== DATA FOR PROCESSING ==
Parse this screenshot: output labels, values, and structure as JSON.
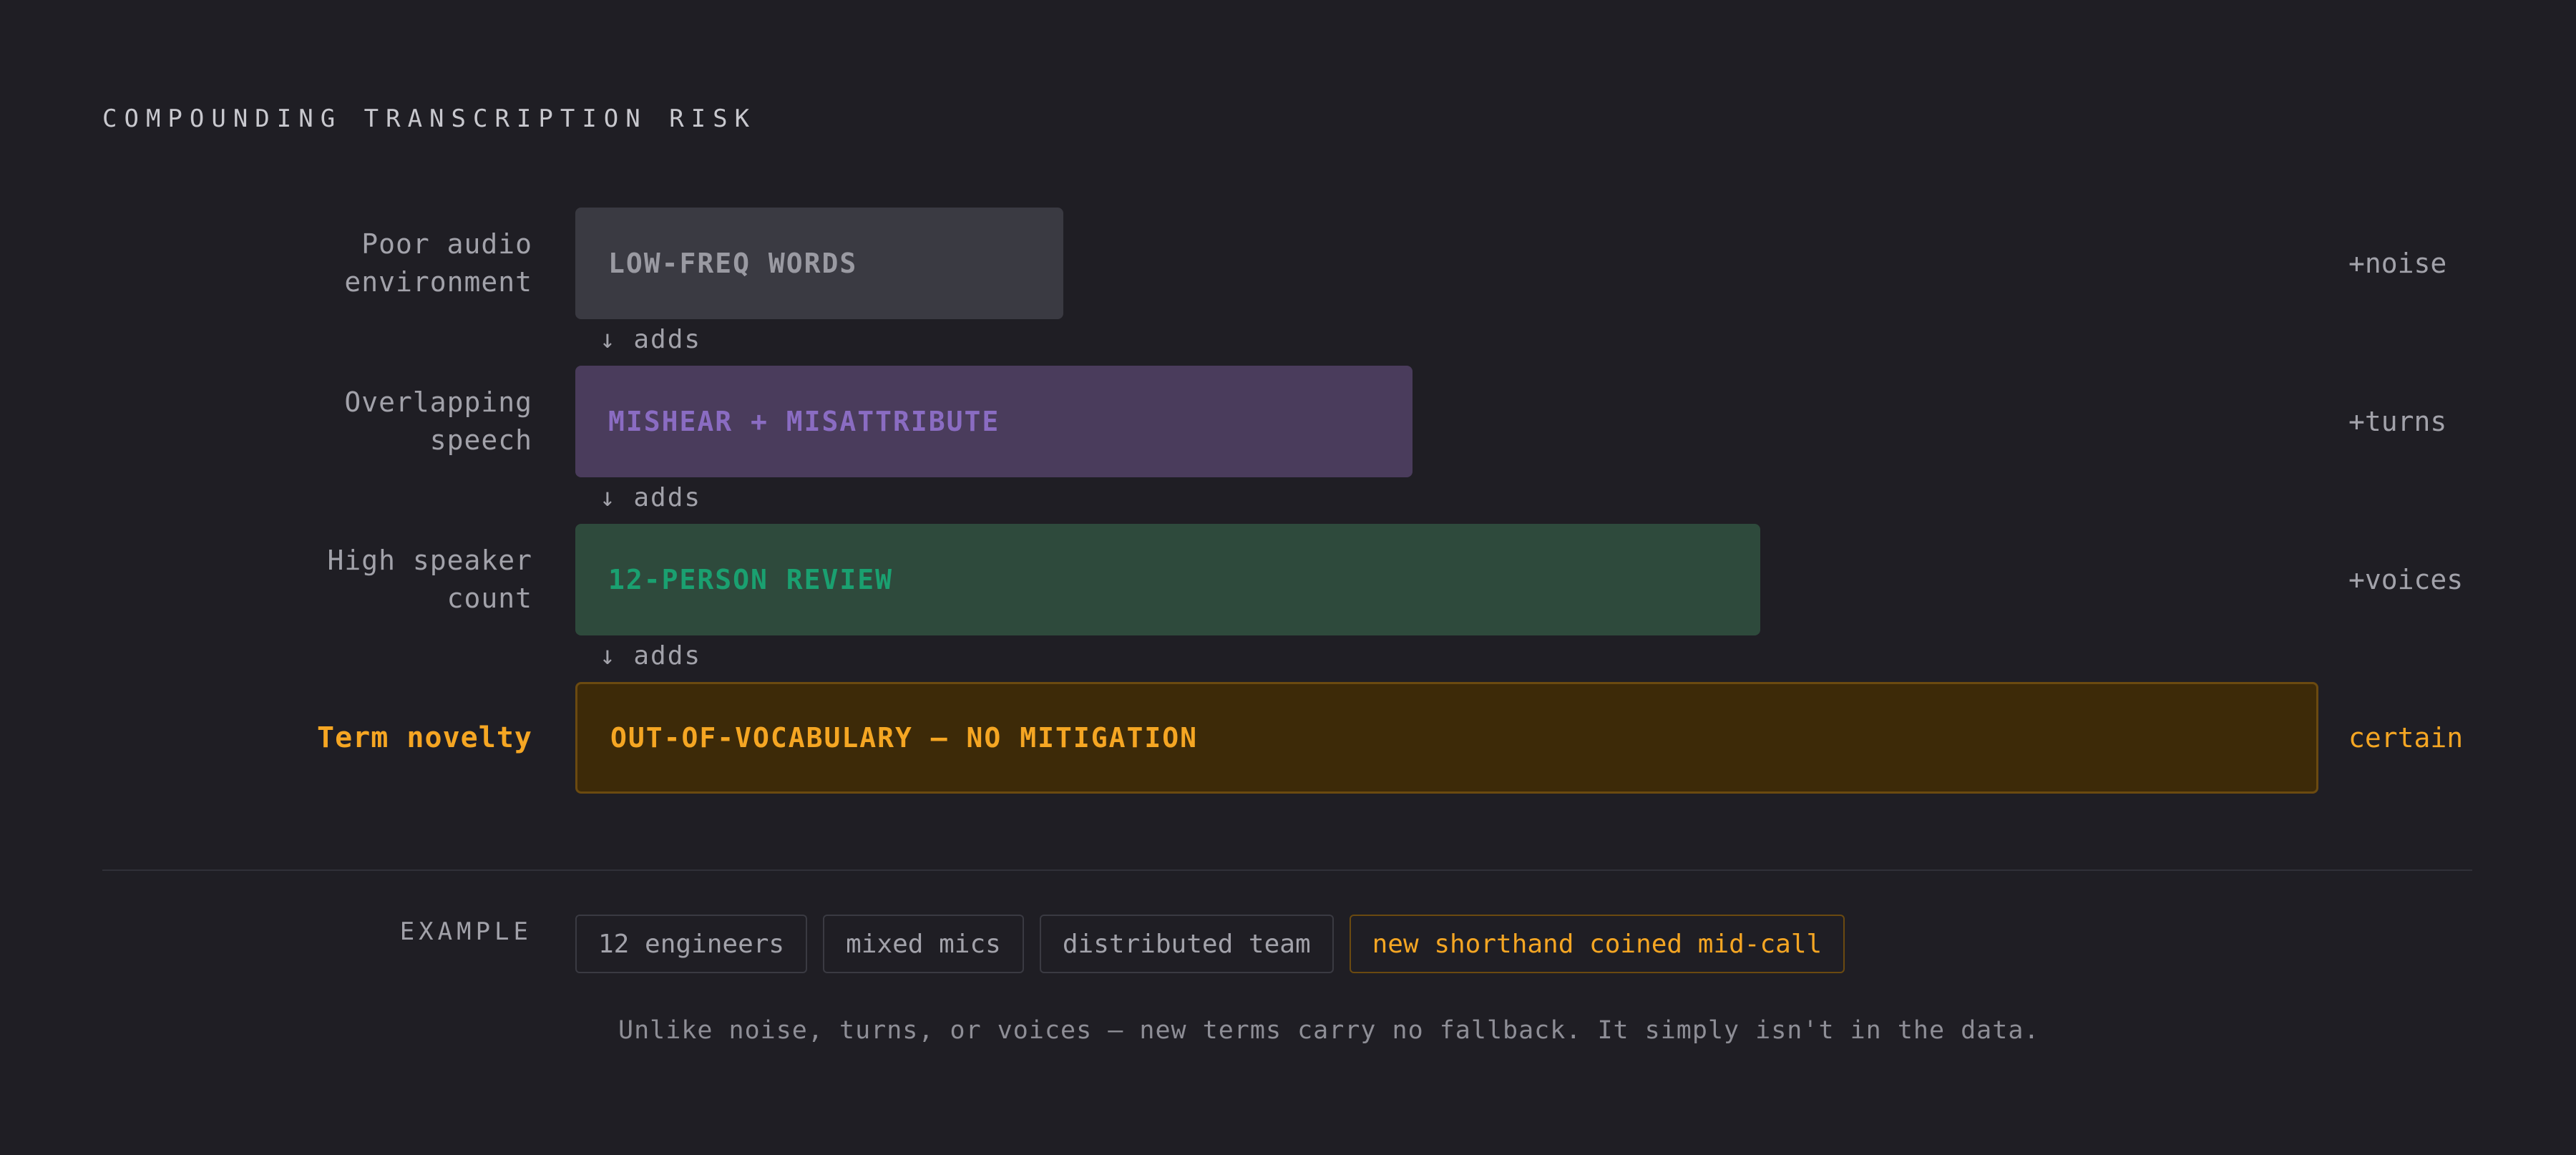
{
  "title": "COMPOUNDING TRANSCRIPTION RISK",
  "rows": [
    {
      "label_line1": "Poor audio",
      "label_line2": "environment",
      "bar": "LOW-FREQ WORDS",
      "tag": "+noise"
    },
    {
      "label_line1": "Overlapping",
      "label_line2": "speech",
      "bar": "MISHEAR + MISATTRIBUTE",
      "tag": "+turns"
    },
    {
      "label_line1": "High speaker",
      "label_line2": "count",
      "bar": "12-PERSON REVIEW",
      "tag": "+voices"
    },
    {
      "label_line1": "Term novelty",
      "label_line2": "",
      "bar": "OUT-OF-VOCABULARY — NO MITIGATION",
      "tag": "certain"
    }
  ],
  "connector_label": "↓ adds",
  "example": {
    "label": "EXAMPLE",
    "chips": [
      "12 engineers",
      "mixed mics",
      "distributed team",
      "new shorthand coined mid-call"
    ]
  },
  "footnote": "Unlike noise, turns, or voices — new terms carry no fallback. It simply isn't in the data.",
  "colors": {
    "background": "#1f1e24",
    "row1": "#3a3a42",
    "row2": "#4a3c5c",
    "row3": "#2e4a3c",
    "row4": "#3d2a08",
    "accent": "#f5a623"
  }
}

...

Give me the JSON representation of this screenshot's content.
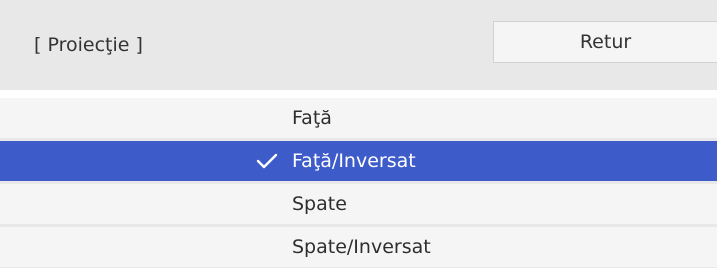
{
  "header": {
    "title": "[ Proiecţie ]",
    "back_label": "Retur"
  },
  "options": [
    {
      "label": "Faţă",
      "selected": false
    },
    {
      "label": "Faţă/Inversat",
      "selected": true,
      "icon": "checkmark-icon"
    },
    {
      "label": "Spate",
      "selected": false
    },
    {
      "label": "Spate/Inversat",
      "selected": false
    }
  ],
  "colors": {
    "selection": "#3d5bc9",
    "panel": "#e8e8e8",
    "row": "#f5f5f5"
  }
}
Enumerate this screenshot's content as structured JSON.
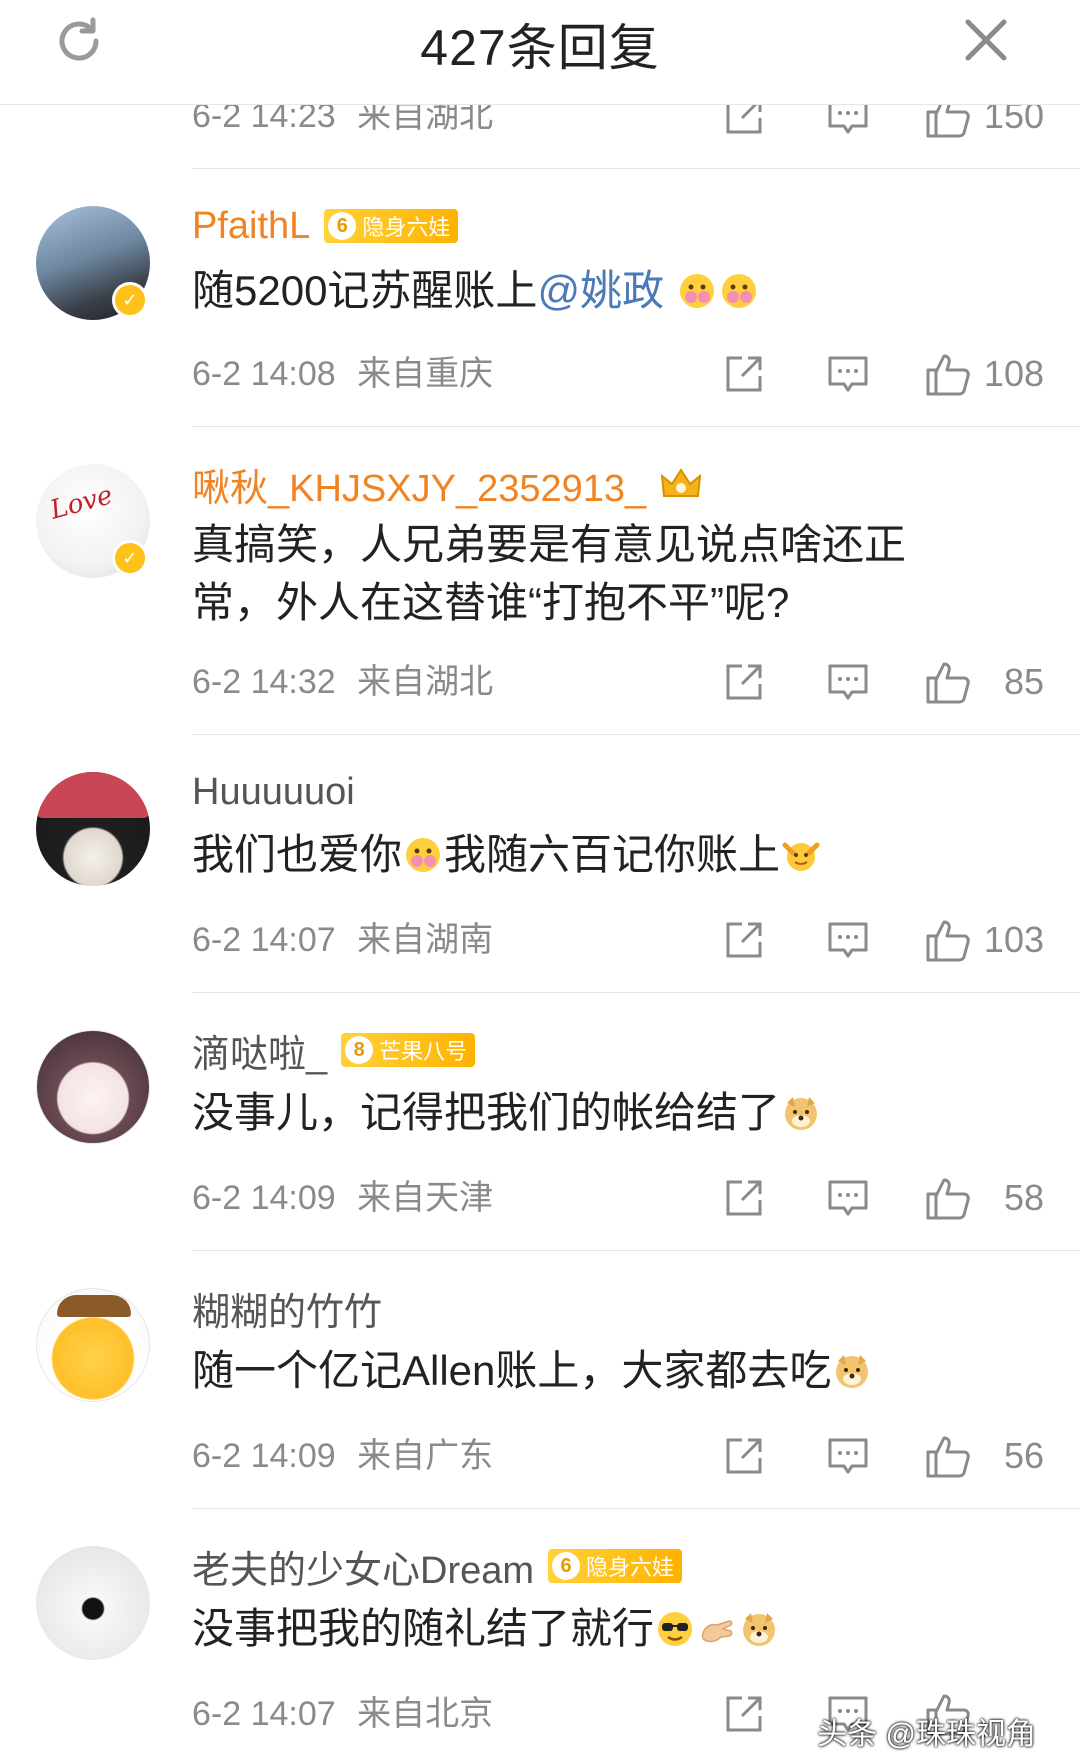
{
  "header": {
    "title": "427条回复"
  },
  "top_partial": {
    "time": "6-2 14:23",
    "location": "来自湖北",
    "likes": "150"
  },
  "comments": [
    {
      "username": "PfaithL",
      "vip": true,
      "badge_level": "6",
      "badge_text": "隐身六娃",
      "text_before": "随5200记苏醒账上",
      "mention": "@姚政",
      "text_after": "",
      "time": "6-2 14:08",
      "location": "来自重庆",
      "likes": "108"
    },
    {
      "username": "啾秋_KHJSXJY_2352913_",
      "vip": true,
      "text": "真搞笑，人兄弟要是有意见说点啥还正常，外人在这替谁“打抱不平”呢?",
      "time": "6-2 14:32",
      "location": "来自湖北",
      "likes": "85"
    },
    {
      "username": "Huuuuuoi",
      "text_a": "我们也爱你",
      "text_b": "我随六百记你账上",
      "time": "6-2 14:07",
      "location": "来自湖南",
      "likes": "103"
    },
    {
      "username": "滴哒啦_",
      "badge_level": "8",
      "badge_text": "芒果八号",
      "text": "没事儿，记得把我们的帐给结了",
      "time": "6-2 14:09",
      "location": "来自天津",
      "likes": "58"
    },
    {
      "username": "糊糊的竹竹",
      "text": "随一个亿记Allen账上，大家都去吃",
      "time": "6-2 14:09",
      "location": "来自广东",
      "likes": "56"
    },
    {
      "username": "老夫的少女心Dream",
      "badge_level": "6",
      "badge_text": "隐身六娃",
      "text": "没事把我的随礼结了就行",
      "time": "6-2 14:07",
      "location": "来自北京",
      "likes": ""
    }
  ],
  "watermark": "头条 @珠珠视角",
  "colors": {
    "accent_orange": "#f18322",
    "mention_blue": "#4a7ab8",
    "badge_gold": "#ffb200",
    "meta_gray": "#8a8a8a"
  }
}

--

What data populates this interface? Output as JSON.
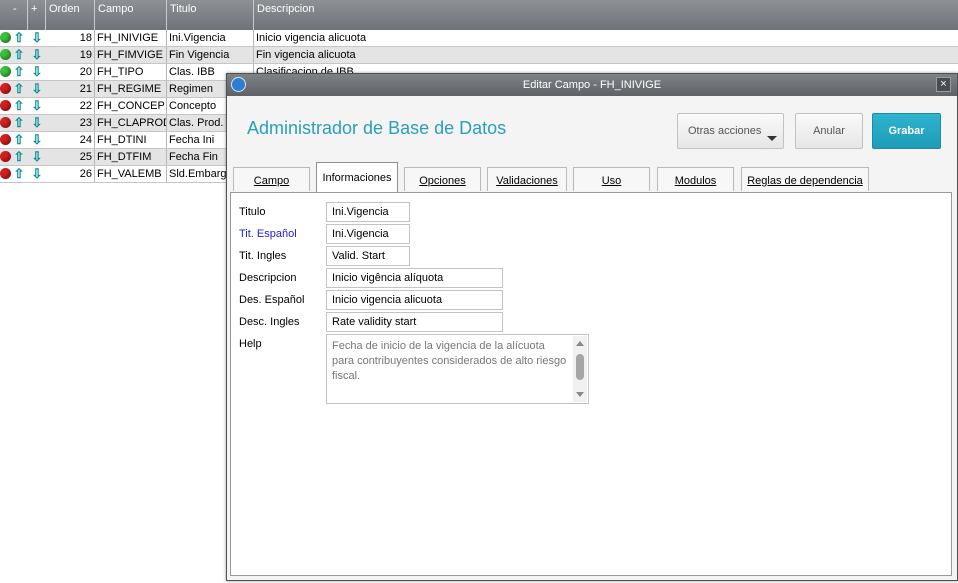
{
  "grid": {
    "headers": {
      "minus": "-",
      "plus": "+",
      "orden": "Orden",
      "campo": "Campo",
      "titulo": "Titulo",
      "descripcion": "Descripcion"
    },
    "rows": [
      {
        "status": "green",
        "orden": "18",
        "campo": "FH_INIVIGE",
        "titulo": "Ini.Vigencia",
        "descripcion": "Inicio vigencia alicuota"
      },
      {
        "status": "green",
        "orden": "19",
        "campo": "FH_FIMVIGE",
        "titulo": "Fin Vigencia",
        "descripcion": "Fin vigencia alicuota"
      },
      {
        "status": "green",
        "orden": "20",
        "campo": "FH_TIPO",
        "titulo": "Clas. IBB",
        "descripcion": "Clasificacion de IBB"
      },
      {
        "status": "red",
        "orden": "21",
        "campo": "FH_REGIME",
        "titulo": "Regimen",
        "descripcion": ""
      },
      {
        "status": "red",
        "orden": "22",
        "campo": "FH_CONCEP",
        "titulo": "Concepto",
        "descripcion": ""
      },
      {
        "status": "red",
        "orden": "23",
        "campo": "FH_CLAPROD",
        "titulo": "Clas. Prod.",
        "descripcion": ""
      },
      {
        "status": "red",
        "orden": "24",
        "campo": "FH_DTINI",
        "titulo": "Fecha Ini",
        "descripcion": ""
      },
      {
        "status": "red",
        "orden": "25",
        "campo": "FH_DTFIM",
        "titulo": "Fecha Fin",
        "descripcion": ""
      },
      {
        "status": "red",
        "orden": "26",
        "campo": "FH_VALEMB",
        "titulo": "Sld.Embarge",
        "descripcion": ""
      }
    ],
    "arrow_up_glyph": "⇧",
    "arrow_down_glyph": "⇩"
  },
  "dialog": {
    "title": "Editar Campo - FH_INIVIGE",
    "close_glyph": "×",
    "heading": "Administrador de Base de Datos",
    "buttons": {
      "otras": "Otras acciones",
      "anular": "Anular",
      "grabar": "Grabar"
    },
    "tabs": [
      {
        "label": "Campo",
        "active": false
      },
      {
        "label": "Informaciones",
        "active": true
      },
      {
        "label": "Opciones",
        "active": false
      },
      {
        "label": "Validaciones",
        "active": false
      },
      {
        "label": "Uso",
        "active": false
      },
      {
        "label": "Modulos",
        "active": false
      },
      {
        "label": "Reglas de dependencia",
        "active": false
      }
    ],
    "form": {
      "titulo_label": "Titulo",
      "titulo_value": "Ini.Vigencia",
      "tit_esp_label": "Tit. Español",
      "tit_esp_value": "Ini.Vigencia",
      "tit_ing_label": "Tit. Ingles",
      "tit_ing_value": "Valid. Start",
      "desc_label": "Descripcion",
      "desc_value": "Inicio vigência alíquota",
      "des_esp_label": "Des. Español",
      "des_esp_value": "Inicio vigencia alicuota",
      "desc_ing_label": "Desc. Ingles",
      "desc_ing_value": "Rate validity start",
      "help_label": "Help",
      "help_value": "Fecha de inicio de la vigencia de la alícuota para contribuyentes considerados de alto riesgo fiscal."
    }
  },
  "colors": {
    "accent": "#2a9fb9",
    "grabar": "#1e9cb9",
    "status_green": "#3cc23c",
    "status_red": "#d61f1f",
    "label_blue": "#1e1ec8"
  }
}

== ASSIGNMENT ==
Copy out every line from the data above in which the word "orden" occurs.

== THE COMPLETED TASK ==
      "orden": "Orden",
        "orden": "18",
        "orden": "19",
        "orden": "20",
        "orden": "21",
        "orden": "22",
        "orden": "23",
        "orden": "24",
        "orden": "25",
        "orden": "26",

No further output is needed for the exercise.